Exercise goal: Please restate the records below word for word, leaving out every picture.

Recorded data:
<<<<

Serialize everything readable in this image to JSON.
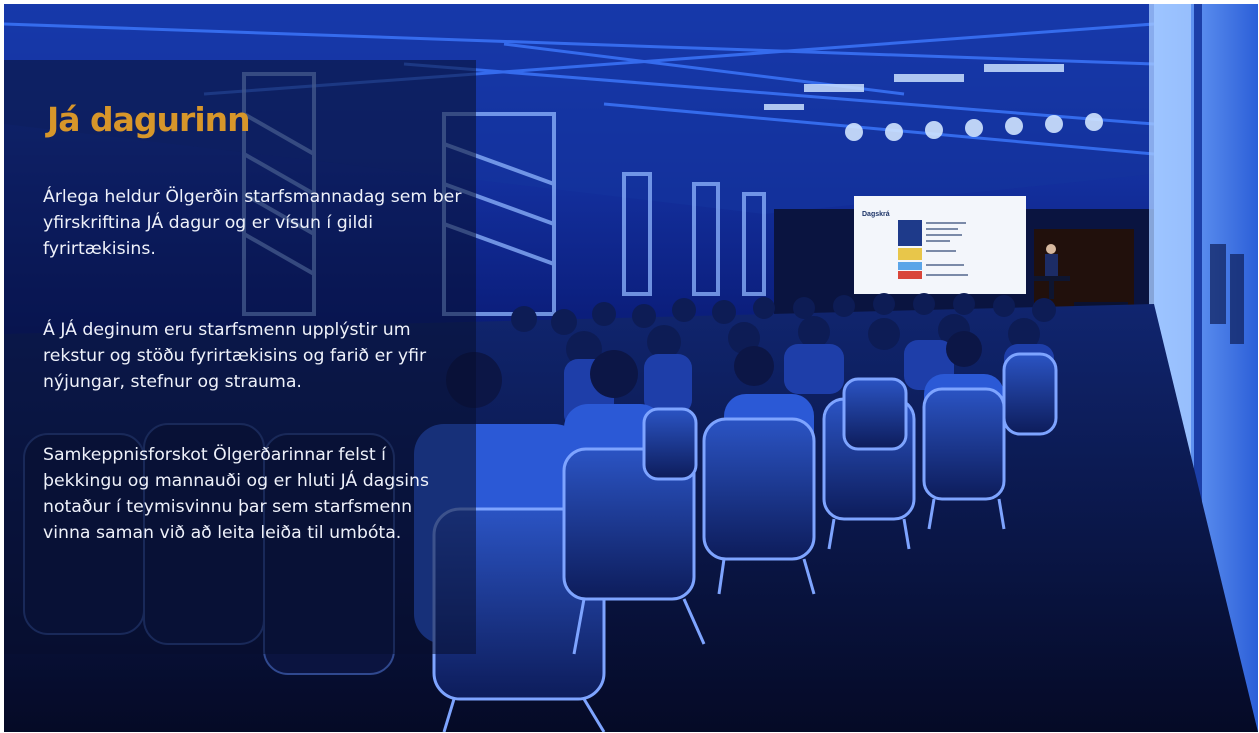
{
  "heading": "Já dagurinn",
  "paragraphs": [
    "Árlega heldur Ölgerðin starfsmannadag sem ber yfirskriftina JÁ dagur og er vísun í gildi fyrirtækisins.",
    "Á JÁ deginum eru starfsmenn upplýstir um rekstur og stöðu fyrirtækisins og farið er yfir nýjungar, stefnur og strauma.",
    "Samkeppnisforskot Ölgerðarinnar felst í þekkingu og mannauði og er hluti JÁ dagsins notaður í teymisvinnu þar sem starfsmenn vinna saman við að leita leiða til umbóta."
  ],
  "projection_slide": {
    "title": "Dagskrá"
  },
  "colors": {
    "heading": "#d7962a",
    "body_text": "#eef1fa",
    "overlay": "#080e2d",
    "stage_light": "#1b3ec8"
  }
}
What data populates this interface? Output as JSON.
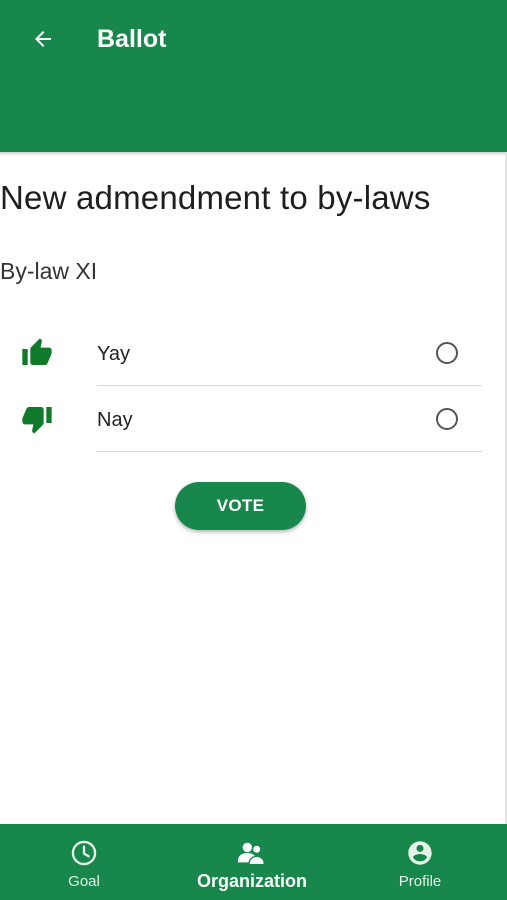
{
  "appbar": {
    "title": "Ballot",
    "back_icon": "arrow-back-icon",
    "color": "#17874b"
  },
  "ballot": {
    "title": "New admendment to by-laws",
    "subtitle": "By-law XI",
    "options": [
      {
        "label": "Yay",
        "icon": "thumbs-up-icon",
        "selected": false
      },
      {
        "label": "Nay",
        "icon": "thumbs-down-icon",
        "selected": false
      }
    ],
    "vote_label": "VOTE",
    "icon_color": "#0f7a2a"
  },
  "bottom_nav": {
    "items": [
      {
        "label": "Goal",
        "icon": "clock-icon",
        "active": false
      },
      {
        "label": "Organization",
        "icon": "group-icon",
        "active": true
      },
      {
        "label": "Profile",
        "icon": "account-circle-icon",
        "active": false
      }
    ]
  }
}
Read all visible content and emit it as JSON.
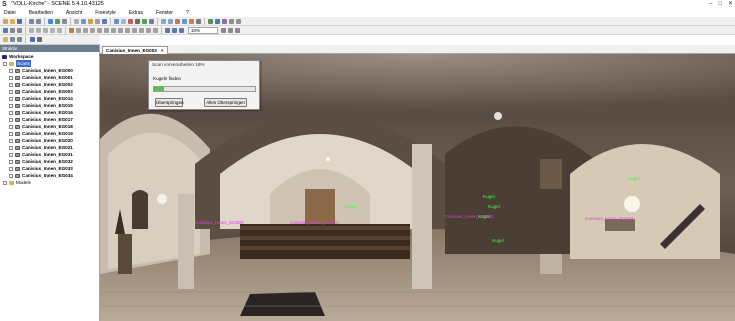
{
  "app": {
    "title": "\"VOLL-Kirche\" - SCENE 5.4.10.43125",
    "window_buttons": [
      "–",
      "□",
      "✕"
    ]
  },
  "menu": [
    "Datei",
    "Bearbeiten",
    "Ansicht",
    "Freestyle",
    "Extras",
    "Fenster",
    "?"
  ],
  "toolbar": {
    "zoom_value": "10%"
  },
  "sidebar": {
    "panel_title": "Struktur",
    "workspace_label": "Workspace",
    "scans_label": "Scans",
    "models_label": "Models",
    "scans": [
      "Canisius_Innen_EG000",
      "Canisius_Innen_EG001",
      "Canisius_Innen_EG002",
      "Canisius_Innen_EG003",
      "Canisius_Innen_EG014",
      "Canisius_Innen_EG015",
      "Canisius_Innen_EG016",
      "Canisius_Innen_EG017",
      "Canisius_Innen_EG018",
      "Canisius_Innen_EG019",
      "Canisius_Innen_EG020",
      "Canisius_Innen_EG021",
      "Canisius_Innen_EG031",
      "Canisius_Innen_EG032",
      "Canisius_Innen_EG033",
      "Canisius_Innen_EG034"
    ]
  },
  "tab": {
    "label": "Canisius_Innen_EG003",
    "close": "×"
  },
  "dialog": {
    "title": "Scan vorverarbeiten 18%",
    "step_label": "Kugeln finden",
    "progress": 0.1,
    "skip_label": "Überspringen",
    "skip_all_label": "Alles Überspringen"
  },
  "annotations": {
    "mag_left": "Canisius_Innen_EG000",
    "mag_mid": "Canisius_Innen_EG001",
    "mag_right": "Canisius_Innen_EG002",
    "mag_far": "Canisius_Innen_EG034",
    "green_a": "Kugel",
    "green_b": "Kugel",
    "green_c": "Kugel",
    "green_d": "Kugel",
    "green_e": "Kugel",
    "green_f": "Kugel"
  },
  "colors": {
    "selection": "#3a6bc9",
    "progress": "#4fc24f",
    "annotation_green": "#3cff3c",
    "annotation_magenta": "#e040e0"
  }
}
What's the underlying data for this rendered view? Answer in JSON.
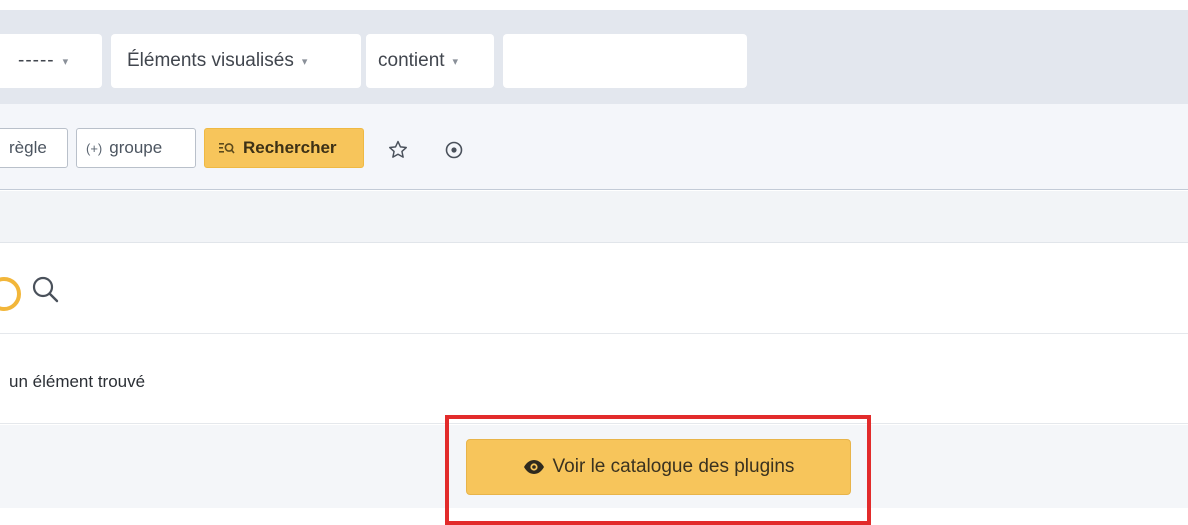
{
  "criteria": {
    "link_select": "-----",
    "field_select": "Éléments visualisés",
    "operator_select": "contient",
    "value": "",
    "caret": "▾"
  },
  "actions": {
    "rule_label": "règle",
    "group_symbol": "(+)",
    "group_label": "groupe",
    "search_label": "Rechercher"
  },
  "results": {
    "count_text": "un élément trouvé"
  },
  "catalog": {
    "button_label": "Voir le catalogue des plugins"
  },
  "colors": {
    "accent": "#f7c55b",
    "highlight": "#e22b2b"
  },
  "icons": [
    "star-icon",
    "reset-icon",
    "search-icon",
    "loading-spinner-icon",
    "eye-icon",
    "search-list-icon"
  ]
}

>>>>

Exercise output:
Serialize everything readable in this image to JSON.
{
  "heading": "Já dagurinn",
  "paragraphs": [
    "Árlega heldur Ölgerðin starfsmannadag sem ber yfirskriftina JÁ dagur og er vísun í gildi fyrirtækisins.",
    "Á JÁ deginum eru starfsmenn upplýstir um rekstur og stöðu fyrirtækisins og farið er yfir nýjungar, stefnur og strauma.",
    "Samkeppnisforskot Ölgerðarinnar felst í þekkingu og mannauði og er hluti JÁ dagsins notaður í teymisvinnu þar sem starfsmenn vinna saman við að leita leiða til umbóta."
  ],
  "projection_slide": {
    "title": "Dagskrá"
  },
  "colors": {
    "heading": "#d7962a",
    "body_text": "#eef1fa",
    "overlay": "#080e2d",
    "stage_light": "#1b3ec8"
  }
}
What data populates this interface? Output as JSON.
{
  "appbar": {
    "title": "Ballot",
    "back_icon": "arrow-back-icon",
    "color": "#17874b"
  },
  "ballot": {
    "title": "New admendment to by-laws",
    "subtitle": "By-law XI",
    "options": [
      {
        "label": "Yay",
        "icon": "thumbs-up-icon",
        "selected": false
      },
      {
        "label": "Nay",
        "icon": "thumbs-down-icon",
        "selected": false
      }
    ],
    "vote_label": "VOTE",
    "icon_color": "#0f7a2a"
  },
  "bottom_nav": {
    "items": [
      {
        "label": "Goal",
        "icon": "clock-icon",
        "active": false
      },
      {
        "label": "Organization",
        "icon": "group-icon",
        "active": true
      },
      {
        "label": "Profile",
        "icon": "account-circle-icon",
        "active": false
      }
    ]
  }
}
Read all visible content and emit it as JSON.
{
  "app": {
    "title": "\"VOLL-Kirche\" - SCENE 5.4.10.43125",
    "window_buttons": [
      "–",
      "□",
      "✕"
    ]
  },
  "menu": [
    "Datei",
    "Bearbeiten",
    "Ansicht",
    "Freestyle",
    "Extras",
    "Fenster",
    "?"
  ],
  "toolbar": {
    "zoom_value": "10%"
  },
  "sidebar": {
    "panel_title": "Struktur",
    "workspace_label": "Workspace",
    "scans_label": "Scans",
    "models_label": "Models",
    "scans": [
      "Canisius_Innen_EG000",
      "Canisius_Innen_EG001",
      "Canisius_Innen_EG002",
      "Canisius_Innen_EG003",
      "Canisius_Innen_EG014",
      "Canisius_Innen_EG015",
      "Canisius_Innen_EG016",
      "Canisius_Innen_EG017",
      "Canisius_Innen_EG018",
      "Canisius_Innen_EG019",
      "Canisius_Innen_EG020",
      "Canisius_Innen_EG021",
      "Canisius_Innen_EG031",
      "Canisius_Innen_EG032",
      "Canisius_Innen_EG033",
      "Canisius_Innen_EG034"
    ]
  },
  "tab": {
    "label": "Canisius_Innen_EG003",
    "close": "×"
  },
  "dialog": {
    "title": "Scan vorverarbeiten 18%",
    "step_label": "Kugeln finden",
    "progress": 0.1,
    "skip_label": "Überspringen",
    "skip_all_label": "Alles Überspringen"
  },
  "annotations": {
    "mag_left": "Canisius_Innen_EG000",
    "mag_mid": "Canisius_Innen_EG001",
    "mag_right": "Canisius_Innen_EG002",
    "mag_far": "Canisius_Innen_EG034",
    "green_a": "Kugel",
    "green_b": "Kugel",
    "green_c": "Kugel",
    "green_d": "Kugel",
    "green_e": "Kugel",
    "green_f": "Kugel"
  },
  "colors": {
    "selection": "#3a6bc9",
    "progress": "#4fc24f",
    "annotation_green": "#3cff3c",
    "annotation_magenta": "#e040e0"
  }
}
What's the underlying data for this rendered view? Answer in JSON.
{
  "criteria": {
    "link_select": "-----",
    "field_select": "Éléments visualisés",
    "operator_select": "contient",
    "value": "",
    "caret": "▾"
  },
  "actions": {
    "rule_label": "règle",
    "group_symbol": "(+)",
    "group_label": "groupe",
    "search_label": "Rechercher"
  },
  "results": {
    "count_text": "un élément trouvé"
  },
  "catalog": {
    "button_label": "Voir le catalogue des plugins"
  },
  "colors": {
    "accent": "#f7c55b",
    "highlight": "#e22b2b"
  },
  "icons": [
    "star-icon",
    "reset-icon",
    "search-icon",
    "loading-spinner-icon",
    "eye-icon",
    "search-list-icon"
  ]
}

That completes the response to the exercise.